  • A plan to stay free from entrapment by a vendor's technology, what I call Switchability™
  • The return on investment you expect: How will switching to the new technology bring more time back to you, and put more dollars back into your pocket

The Solution: How to prevent yourself from making a deadly mistake with your small business  

Every aspect of technology, from the registrations and subscriptions, to the careful balance of versions of your software that work together, to the age and integrity of your network all need to be reviewed, understood, documented and managed proactively.  Business owners typically shop for an IT service based on what they know, not what they don't.  

So they hire based on one of two things:  Either cost, or slick marketing. Promises of "fixed fees" cater to business owners who are tired of reactive "break/fix" service that also comes with lots of billable hours, only to discover that with fixed fee, you get what you pay for, which usually means absentee service without the hands-on management and advice you need on a part-time basis for your business.   
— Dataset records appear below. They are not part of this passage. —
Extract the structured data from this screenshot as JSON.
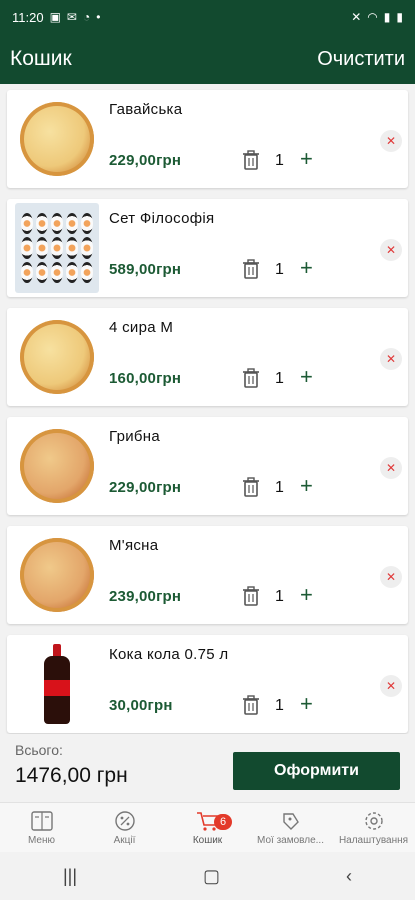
{
  "status": {
    "time": "11:20"
  },
  "header": {
    "title": "Кошик",
    "clear_label": "Очистити"
  },
  "cart": {
    "items": [
      {
        "name": "Гавайська",
        "price": "229,00грн",
        "qty": "1",
        "image": "pizza-hawaiian"
      },
      {
        "name": "Сет Філософія",
        "price": "589,00грн",
        "qty": "1",
        "image": "sushi-set"
      },
      {
        "name": "4 сира М",
        "price": "160,00грн",
        "qty": "1",
        "image": "pizza-cheese"
      },
      {
        "name": "Грибна",
        "price": "229,00грн",
        "qty": "1",
        "image": "pizza-mushroom"
      },
      {
        "name": "М'ясна",
        "price": "239,00грн",
        "qty": "1",
        "image": "pizza-meat"
      },
      {
        "name": "Кока кола 0.75 л",
        "price": "30,00грн",
        "qty": "1",
        "image": "coca-cola-bottle"
      }
    ]
  },
  "summary": {
    "total_label": "Всього:",
    "total_value": "1476,00 грн",
    "checkout_label": "Оформити"
  },
  "tabs": [
    {
      "label": "Меню",
      "icon": "menu-book-icon"
    },
    {
      "label": "Акції",
      "icon": "percent-badge-icon"
    },
    {
      "label": "Кошик",
      "icon": "cart-icon",
      "badge": "6",
      "active": true
    },
    {
      "label": "Мої замовле...",
      "icon": "orders-icon"
    },
    {
      "label": "Налаштування",
      "icon": "settings-gear-icon"
    }
  ],
  "colors": {
    "primary": "#124a2f",
    "price": "#1c5a34",
    "badge": "#e33a2a",
    "remove": "#e03a3a"
  }
}
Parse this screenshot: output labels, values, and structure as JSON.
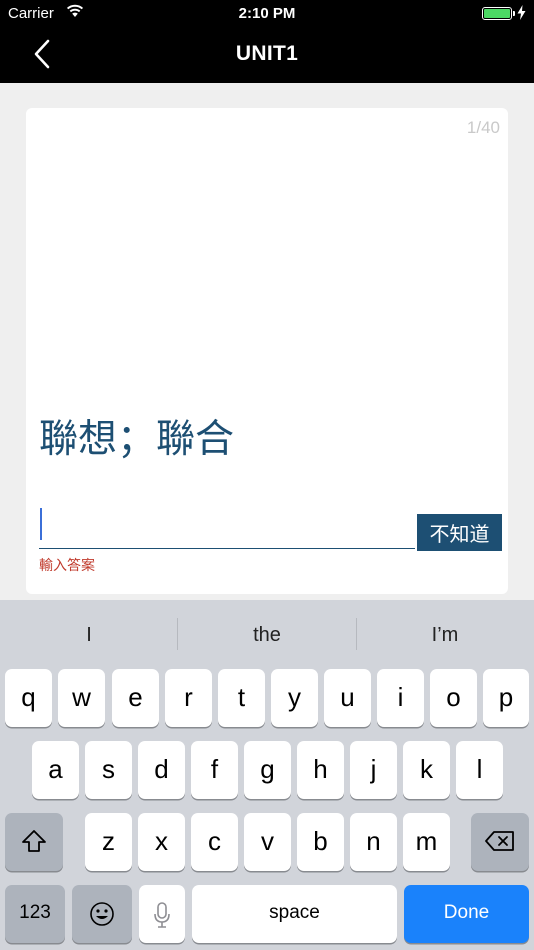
{
  "status_bar": {
    "carrier": "Carrier",
    "time": "2:10 PM",
    "wifi_icon": "wifi-icon",
    "battery_icon": "battery-icon",
    "charging_icon": "bolt-icon"
  },
  "nav": {
    "title": "UNIT1",
    "back_icon": "chevron-left-icon"
  },
  "card": {
    "counter": "1/40",
    "prompt": "聯想；聯合",
    "input_value": "",
    "dont_know_label": "不知道",
    "hint": "輸入答案"
  },
  "keyboard": {
    "suggestions": [
      "I",
      "the",
      "I’m"
    ],
    "row1": [
      "q",
      "w",
      "e",
      "r",
      "t",
      "y",
      "u",
      "i",
      "o",
      "p"
    ],
    "row2": [
      "a",
      "s",
      "d",
      "f",
      "g",
      "h",
      "j",
      "k",
      "l"
    ],
    "row3": [
      "z",
      "x",
      "c",
      "v",
      "b",
      "n",
      "m"
    ],
    "numbers_label": "123",
    "space_label": "space",
    "done_label": "Done",
    "shift_icon": "shift-icon",
    "delete_icon": "backspace-icon",
    "emoji_icon": "emoji-icon",
    "mic_icon": "microphone-icon"
  },
  "colors": {
    "accent": "#1d4f73",
    "hint": "#c0392b",
    "done_key": "#1a82fb",
    "battery": "#4cd964"
  }
}
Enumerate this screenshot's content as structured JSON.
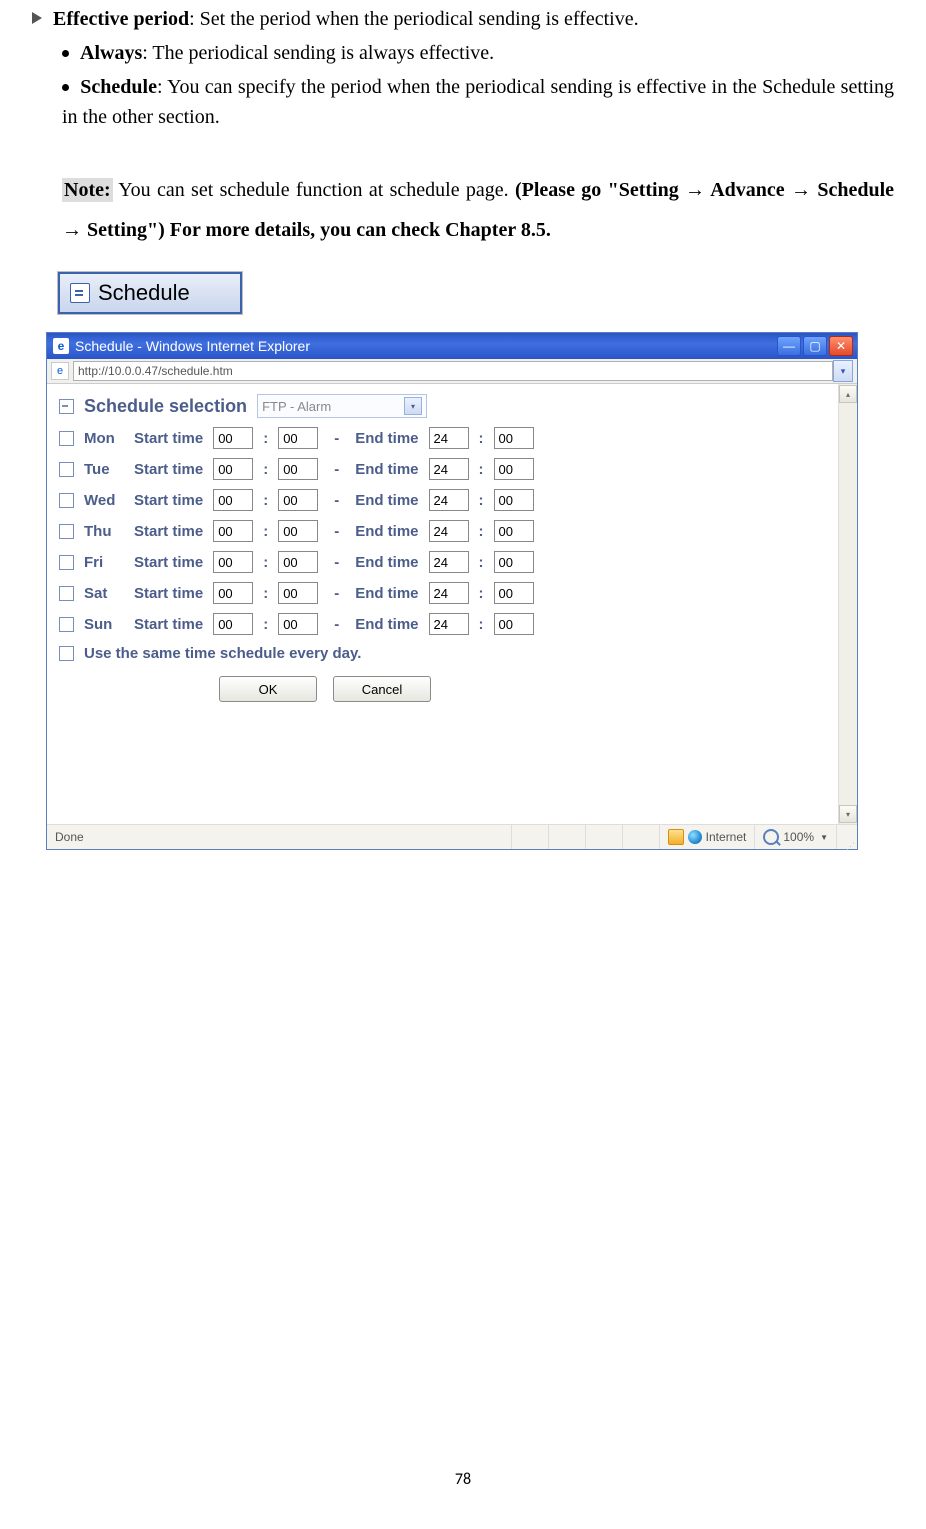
{
  "doc": {
    "line_effective": {
      "label": "Effective period",
      "text": ": Set the period when the periodical sending is effective."
    },
    "line_always": {
      "label": "Always",
      "text": ": The periodical sending is always effective."
    },
    "line_schedule": {
      "label": "Schedule",
      "text": ": You can specify the period when the periodical sending is effective in the Schedule setting in the other section."
    },
    "note_label": "Note:",
    "note_text1": " You can set schedule function at schedule page. ",
    "note_text2": "(Please go \"Setting → Advance → Schedule → Setting\") For more details, you can check Chapter 8.5.",
    "page_num": "78"
  },
  "tab_button": {
    "text": "Schedule"
  },
  "ie": {
    "title": "Schedule - Windows Internet Explorer",
    "url": "http://10.0.0.47/schedule.htm",
    "section_title": "Schedule selection",
    "select_value": "FTP - Alarm",
    "start_label": "Start time",
    "end_label": "End time",
    "same_label": "Use the same time schedule every day.",
    "ok": "OK",
    "cancel": "Cancel",
    "status_done": "Done",
    "status_zone": "Internet",
    "status_zoom": "100%",
    "days": [
      {
        "name": "Mon",
        "sh": "00",
        "sm": "00",
        "eh": "24",
        "em": "00"
      },
      {
        "name": "Tue",
        "sh": "00",
        "sm": "00",
        "eh": "24",
        "em": "00"
      },
      {
        "name": "Wed",
        "sh": "00",
        "sm": "00",
        "eh": "24",
        "em": "00"
      },
      {
        "name": "Thu",
        "sh": "00",
        "sm": "00",
        "eh": "24",
        "em": "00"
      },
      {
        "name": "Fri",
        "sh": "00",
        "sm": "00",
        "eh": "24",
        "em": "00"
      },
      {
        "name": "Sat",
        "sh": "00",
        "sm": "00",
        "eh": "24",
        "em": "00"
      },
      {
        "name": "Sun",
        "sh": "00",
        "sm": "00",
        "eh": "24",
        "em": "00"
      }
    ]
  }
}
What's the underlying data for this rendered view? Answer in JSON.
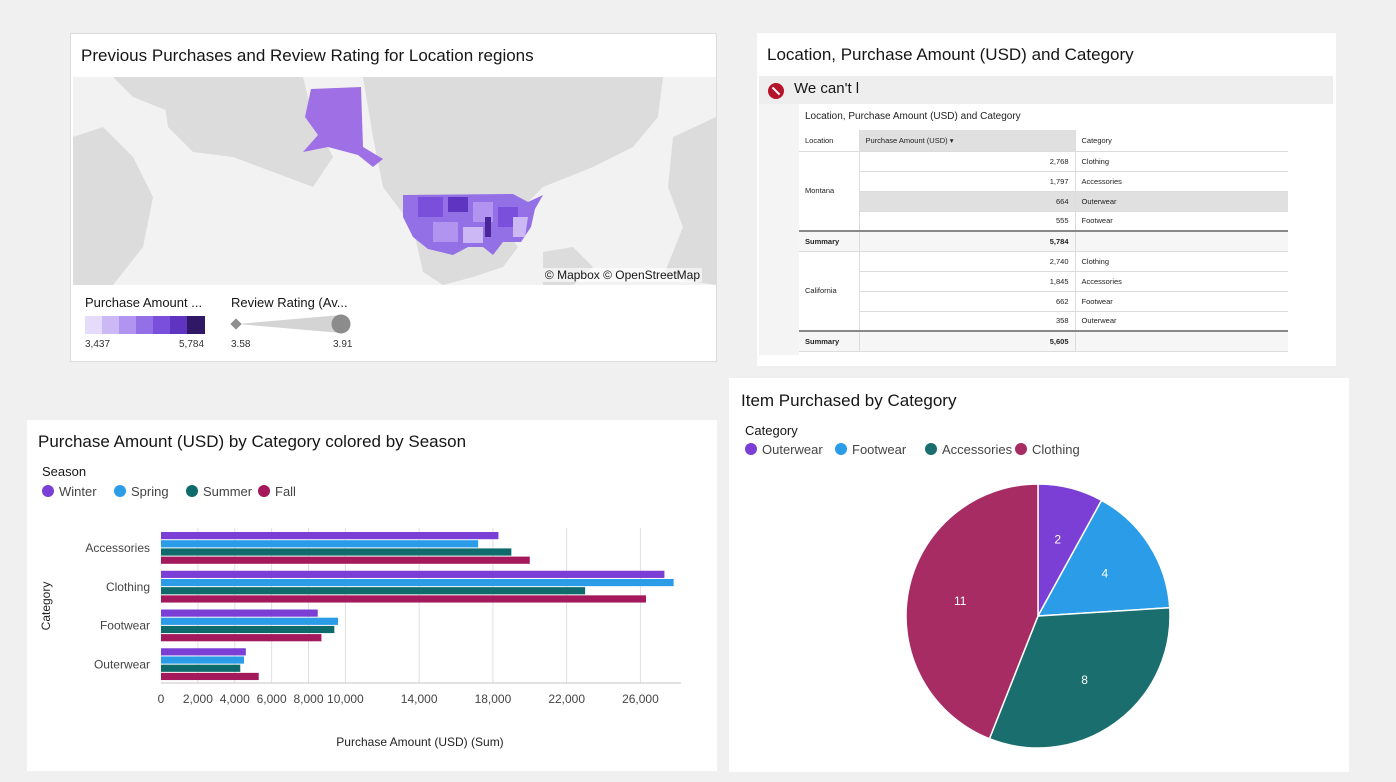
{
  "map_panel": {
    "title": "Previous Purchases and Review Rating for Location regions",
    "attribution": "© Mapbox © OpenStreetMap",
    "color_legend": {
      "title": "Purchase Amount ...",
      "min": "3,437",
      "max": "5,784",
      "colors": [
        "#e4dcfa",
        "#cbb8f5",
        "#b094ef",
        "#9470e6",
        "#7a4fdc",
        "#5f34c0",
        "#4a2599",
        "#311866"
      ]
    },
    "size_legend": {
      "title": "Review Rating (Av...",
      "min": "3.58",
      "max": "3.91"
    }
  },
  "table_panel": {
    "title": "Location, Purchase Amount (USD) and Category",
    "warning": "We can't l",
    "inner_title": "Location, Purchase Amount (USD) and Category",
    "headers": {
      "location": "Location",
      "amount": "Purchase Amount (USD) ▾",
      "category": "Category"
    },
    "groups": [
      {
        "location": "Montana",
        "rows": [
          {
            "amount": "2,768",
            "category": "Clothing"
          },
          {
            "amount": "1,797",
            "category": "Accessories"
          },
          {
            "amount": "664",
            "category": "Outerwear"
          },
          {
            "amount": "555",
            "category": "Footwear"
          }
        ],
        "summary_label": "Summary",
        "summary_value": "5,784"
      },
      {
        "location": "California",
        "rows": [
          {
            "amount": "2,740",
            "category": "Clothing"
          },
          {
            "amount": "1,845",
            "category": "Accessories"
          },
          {
            "amount": "662",
            "category": "Footwear"
          },
          {
            "amount": "358",
            "category": "Outerwear"
          }
        ],
        "summary_label": "Summary",
        "summary_value": "5,605"
      }
    ]
  },
  "bar_panel": {
    "title": "Purchase Amount (USD) by Category colored by Season",
    "legend_title": "Season",
    "colors": {
      "Winter": "#7b3fd6",
      "Spring": "#2b9ce8",
      "Summer": "#0f6b6b",
      "Fall": "#a3195b"
    }
  },
  "pie_panel": {
    "title": "Item Purchased by Category",
    "legend_title": "Category",
    "colors": {
      "Outerwear": "#7b3fd6",
      "Footwear": "#2b9ce8",
      "Accessories": "#1a6e6e",
      "Clothing": "#a72c63"
    }
  },
  "chart_data": [
    {
      "type": "bar",
      "orientation": "horizontal",
      "title": "Purchase Amount (USD) by Category colored by Season",
      "xlabel": "Purchase Amount (USD) (Sum)",
      "ylabel": "Category",
      "categories": [
        "Accessories",
        "Clothing",
        "Footwear",
        "Outerwear"
      ],
      "series": [
        {
          "name": "Winter",
          "values": [
            18300,
            27300,
            8500,
            4600
          ]
        },
        {
          "name": "Spring",
          "values": [
            17200,
            27800,
            9600,
            4500
          ]
        },
        {
          "name": "Summer",
          "values": [
            19000,
            23000,
            9400,
            4300
          ]
        },
        {
          "name": "Fall",
          "values": [
            20000,
            26300,
            8700,
            5300
          ]
        }
      ],
      "xticks": [
        "0",
        "2,000",
        "4,000",
        "6,000",
        "8,000",
        "10,000",
        "14,000",
        "18,000",
        "22,000",
        "26,000"
      ],
      "xlim": [
        0,
        28200
      ],
      "grid": true,
      "legend": "top-left"
    },
    {
      "type": "pie",
      "title": "Item Purchased by Category",
      "labels": [
        "Outerwear",
        "Footwear",
        "Accessories",
        "Clothing"
      ],
      "values": [
        2,
        4,
        8,
        11
      ],
      "legend": "top-left"
    }
  ]
}
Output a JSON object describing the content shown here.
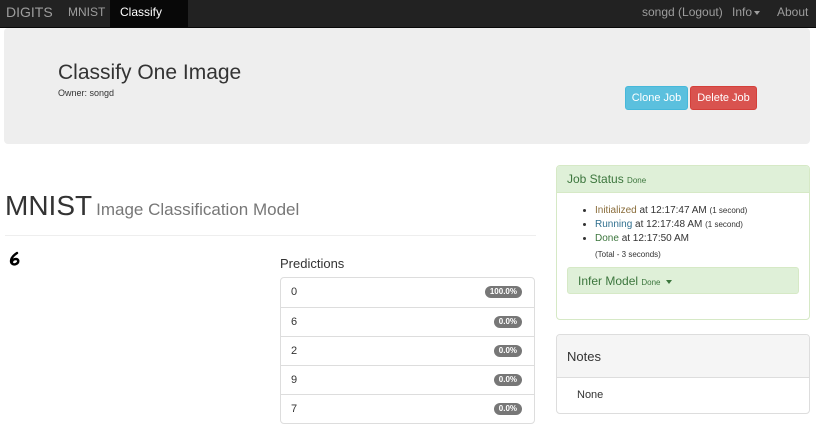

The key is establishing a budget, knowing everything you need to know, and then carefully managing within that budget.  That's it.  There's no slick marketing, no gimmicky promises that take advantage of your worst fears. I have been serving business owners' needs for nearly two decades, and I understand a business owner's needs.  I'm a business owner myself.   If you're interested in how I can help you run your business more effectively with part-time IT management and service, contact me here.